Americans love anniversaries, and as 1960 approached, the country rediscovered the legacy of the Pony Express. A century made it possible for a whole new level of enthusiasm. By the time the centennial was planned, there was no one alive who had been there, and the celebrants were relying on memories and a very odd collection of books. Previous celebrations to honor the memory of the Pony Express—1935 was the seventy-fifth birthday—had been odd affairs. In 1954, a group of riders at the behest of the National Junior Chamber of Commerce reenacted the days of the Pony Express by racing day and night from Ogden, Utah, to Colorado Springs, nowhere near the actual route.
As the centennial approached, Waddell F. Smith, grandson of William Bradford Waddell, and the greatest professional Pony Express promoter of modern times, made himself known. Smith operated the Russell, Majors & Waddell Pony Express Foundation and Pony Express History and Art Gallery out of his home in San Rafael, California. In 1960, he produced The Story of the Pony Express: Official 1960 Centennial Edition. He called himself the editor, but the book is none other than Glenn Danford Bradley’s little tome reissued- and annotated-with an index by Smith. . . .

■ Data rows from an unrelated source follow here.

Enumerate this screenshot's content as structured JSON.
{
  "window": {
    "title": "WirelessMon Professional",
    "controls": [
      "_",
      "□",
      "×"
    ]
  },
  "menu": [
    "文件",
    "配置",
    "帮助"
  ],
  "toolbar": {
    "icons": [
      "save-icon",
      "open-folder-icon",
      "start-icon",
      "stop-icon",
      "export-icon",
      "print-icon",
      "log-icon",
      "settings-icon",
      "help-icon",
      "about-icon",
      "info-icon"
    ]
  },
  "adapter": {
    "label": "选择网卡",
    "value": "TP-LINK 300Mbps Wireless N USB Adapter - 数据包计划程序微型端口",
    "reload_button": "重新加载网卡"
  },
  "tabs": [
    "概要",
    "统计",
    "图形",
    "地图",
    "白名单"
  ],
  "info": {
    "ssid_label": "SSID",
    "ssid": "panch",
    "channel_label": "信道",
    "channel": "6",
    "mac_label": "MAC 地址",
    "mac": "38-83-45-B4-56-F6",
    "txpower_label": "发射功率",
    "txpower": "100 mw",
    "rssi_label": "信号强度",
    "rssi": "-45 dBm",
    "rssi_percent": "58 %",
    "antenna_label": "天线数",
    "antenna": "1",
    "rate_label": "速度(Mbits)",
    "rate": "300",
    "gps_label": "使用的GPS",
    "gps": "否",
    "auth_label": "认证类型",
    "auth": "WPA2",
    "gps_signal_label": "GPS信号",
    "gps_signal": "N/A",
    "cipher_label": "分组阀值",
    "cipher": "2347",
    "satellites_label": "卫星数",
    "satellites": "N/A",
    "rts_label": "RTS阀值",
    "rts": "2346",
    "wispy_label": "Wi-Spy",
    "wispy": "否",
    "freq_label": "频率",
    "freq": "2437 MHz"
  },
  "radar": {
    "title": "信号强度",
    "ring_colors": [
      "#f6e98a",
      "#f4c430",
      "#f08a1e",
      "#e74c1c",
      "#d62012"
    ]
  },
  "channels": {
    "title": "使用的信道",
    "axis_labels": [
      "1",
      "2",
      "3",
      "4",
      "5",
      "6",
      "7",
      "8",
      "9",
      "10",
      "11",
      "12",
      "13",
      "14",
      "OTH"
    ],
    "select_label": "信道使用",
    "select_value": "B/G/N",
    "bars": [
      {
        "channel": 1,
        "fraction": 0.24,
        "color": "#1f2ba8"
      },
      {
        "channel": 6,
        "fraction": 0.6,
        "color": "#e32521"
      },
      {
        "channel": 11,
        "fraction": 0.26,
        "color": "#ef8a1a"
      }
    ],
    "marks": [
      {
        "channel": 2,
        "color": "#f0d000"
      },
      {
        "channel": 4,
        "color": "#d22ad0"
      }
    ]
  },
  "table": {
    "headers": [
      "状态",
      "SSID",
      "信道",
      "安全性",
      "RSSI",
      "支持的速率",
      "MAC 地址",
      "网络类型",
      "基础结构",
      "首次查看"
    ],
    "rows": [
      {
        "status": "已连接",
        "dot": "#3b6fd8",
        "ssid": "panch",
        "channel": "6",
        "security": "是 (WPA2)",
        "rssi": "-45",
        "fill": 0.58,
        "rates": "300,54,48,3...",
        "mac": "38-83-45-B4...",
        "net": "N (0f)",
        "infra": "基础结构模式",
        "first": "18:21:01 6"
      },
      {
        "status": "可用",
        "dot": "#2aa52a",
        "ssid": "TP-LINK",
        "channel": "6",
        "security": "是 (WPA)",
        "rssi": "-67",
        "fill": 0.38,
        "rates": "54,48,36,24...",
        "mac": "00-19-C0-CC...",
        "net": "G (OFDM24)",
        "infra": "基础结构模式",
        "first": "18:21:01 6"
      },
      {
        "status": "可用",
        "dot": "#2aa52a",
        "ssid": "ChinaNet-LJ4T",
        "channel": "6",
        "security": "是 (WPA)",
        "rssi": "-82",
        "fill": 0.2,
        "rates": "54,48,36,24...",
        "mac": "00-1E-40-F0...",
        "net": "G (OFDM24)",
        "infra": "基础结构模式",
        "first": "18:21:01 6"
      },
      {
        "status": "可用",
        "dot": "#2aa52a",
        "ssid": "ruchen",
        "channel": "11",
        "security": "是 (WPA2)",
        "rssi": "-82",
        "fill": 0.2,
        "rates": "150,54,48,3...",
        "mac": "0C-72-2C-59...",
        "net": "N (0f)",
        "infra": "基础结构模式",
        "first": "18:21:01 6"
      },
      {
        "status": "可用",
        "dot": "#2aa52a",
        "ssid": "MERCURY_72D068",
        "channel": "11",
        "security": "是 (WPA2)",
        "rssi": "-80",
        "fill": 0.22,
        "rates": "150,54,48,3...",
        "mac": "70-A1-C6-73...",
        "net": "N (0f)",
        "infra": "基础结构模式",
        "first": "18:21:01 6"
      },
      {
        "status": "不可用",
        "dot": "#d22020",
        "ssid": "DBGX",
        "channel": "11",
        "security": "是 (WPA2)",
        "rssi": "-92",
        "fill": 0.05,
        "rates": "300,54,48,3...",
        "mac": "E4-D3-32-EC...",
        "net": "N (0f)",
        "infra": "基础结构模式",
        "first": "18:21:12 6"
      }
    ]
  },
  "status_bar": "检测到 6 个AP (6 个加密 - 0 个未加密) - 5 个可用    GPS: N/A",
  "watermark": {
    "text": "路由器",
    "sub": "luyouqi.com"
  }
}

The actual observation of the centennial was as comic as the debate in California. One of the reriders staging the cross-country mail run accidentally shot another. The low point occurred when the reriders were unable to bring the mail overland on time and their tired horses had to be put on a truck. When they finally showed up in Old Sac, the mail pouch had been accidentally left behind.